─── EXCERPTED DATA ───

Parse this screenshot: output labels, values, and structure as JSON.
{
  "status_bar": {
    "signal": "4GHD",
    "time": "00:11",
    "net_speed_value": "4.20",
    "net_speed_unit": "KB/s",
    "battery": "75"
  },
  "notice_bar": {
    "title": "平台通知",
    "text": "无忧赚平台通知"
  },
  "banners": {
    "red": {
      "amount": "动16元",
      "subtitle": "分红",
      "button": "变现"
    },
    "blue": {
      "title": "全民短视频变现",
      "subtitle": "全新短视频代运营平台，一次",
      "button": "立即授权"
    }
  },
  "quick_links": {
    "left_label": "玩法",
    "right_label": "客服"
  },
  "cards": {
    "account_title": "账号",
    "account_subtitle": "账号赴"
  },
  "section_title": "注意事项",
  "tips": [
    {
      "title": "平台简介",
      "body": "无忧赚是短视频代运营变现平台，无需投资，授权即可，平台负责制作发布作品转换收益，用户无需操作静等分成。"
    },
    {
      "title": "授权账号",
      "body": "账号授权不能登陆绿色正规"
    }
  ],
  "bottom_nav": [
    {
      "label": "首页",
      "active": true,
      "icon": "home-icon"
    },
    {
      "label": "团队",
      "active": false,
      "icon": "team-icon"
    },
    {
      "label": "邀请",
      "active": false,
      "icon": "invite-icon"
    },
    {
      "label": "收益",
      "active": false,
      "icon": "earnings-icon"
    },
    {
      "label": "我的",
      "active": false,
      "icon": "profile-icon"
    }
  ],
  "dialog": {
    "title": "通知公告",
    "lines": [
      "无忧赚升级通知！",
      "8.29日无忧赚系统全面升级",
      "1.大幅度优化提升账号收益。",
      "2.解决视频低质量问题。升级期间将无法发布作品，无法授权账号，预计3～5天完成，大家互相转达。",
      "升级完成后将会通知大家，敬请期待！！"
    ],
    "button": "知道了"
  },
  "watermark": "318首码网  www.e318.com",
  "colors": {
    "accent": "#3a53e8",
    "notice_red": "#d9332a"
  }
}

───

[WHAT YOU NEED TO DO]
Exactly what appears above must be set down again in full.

[RESULT OF THE TASK]
Parse this screenshot: output labels, values, and structure as JSON.
{
  "status_bar": {
    "signal": "4GHD",
    "time": "00:11",
    "net_speed_value": "4.20",
    "net_speed_unit": "KB/s",
    "battery": "75"
  },
  "notice_bar": {
    "title": "平台通知",
    "text": "无忧赚平台通知"
  },
  "banners": {
    "red": {
      "amount": "动16元",
      "subtitle": "分红",
      "button": "变现"
    },
    "blue": {
      "title": "全民短视频变现",
      "subtitle": "全新短视频代运营平台，一次",
      "button": "立即授权"
    }
  },
  "quick_links": {
    "left_label": "玩法",
    "right_label": "客服"
  },
  "cards": {
    "account_title": "账号",
    "account_subtitle": "账号赴"
  },
  "section_title": "注意事项",
  "tips": [
    {
      "title": "平台简介",
      "body": "无忧赚是短视频代运营变现平台，无需投资，授权即可，平台负责制作发布作品转换收益，用户无需操作静等分成。"
    },
    {
      "title": "授权账号",
      "body": "账号授权不能登陆绿色正规"
    }
  ],
  "bottom_nav": [
    {
      "label": "首页",
      "active": true,
      "icon": "home-icon"
    },
    {
      "label": "团队",
      "active": false,
      "icon": "team-icon"
    },
    {
      "label": "邀请",
      "active": false,
      "icon": "invite-icon"
    },
    {
      "label": "收益",
      "active": false,
      "icon": "earnings-icon"
    },
    {
      "label": "我的",
      "active": false,
      "icon": "profile-icon"
    }
  ],
  "dialog": {
    "title": "通知公告",
    "lines": [
      "无忧赚升级通知！",
      "8.29日无忧赚系统全面升级",
      "1.大幅度优化提升账号收益。",
      "2.解决视频低质量问题。升级期间将无法发布作品，无法授权账号，预计3～5天完成，大家互相转达。",
      "升级完成后将会通知大家，敬请期待！！"
    ],
    "button": "知道了"
  },
  "watermark": "318首码网  www.e318.com",
  "colors": {
    "accent": "#3a53e8",
    "notice_red": "#d9332a"
  }
}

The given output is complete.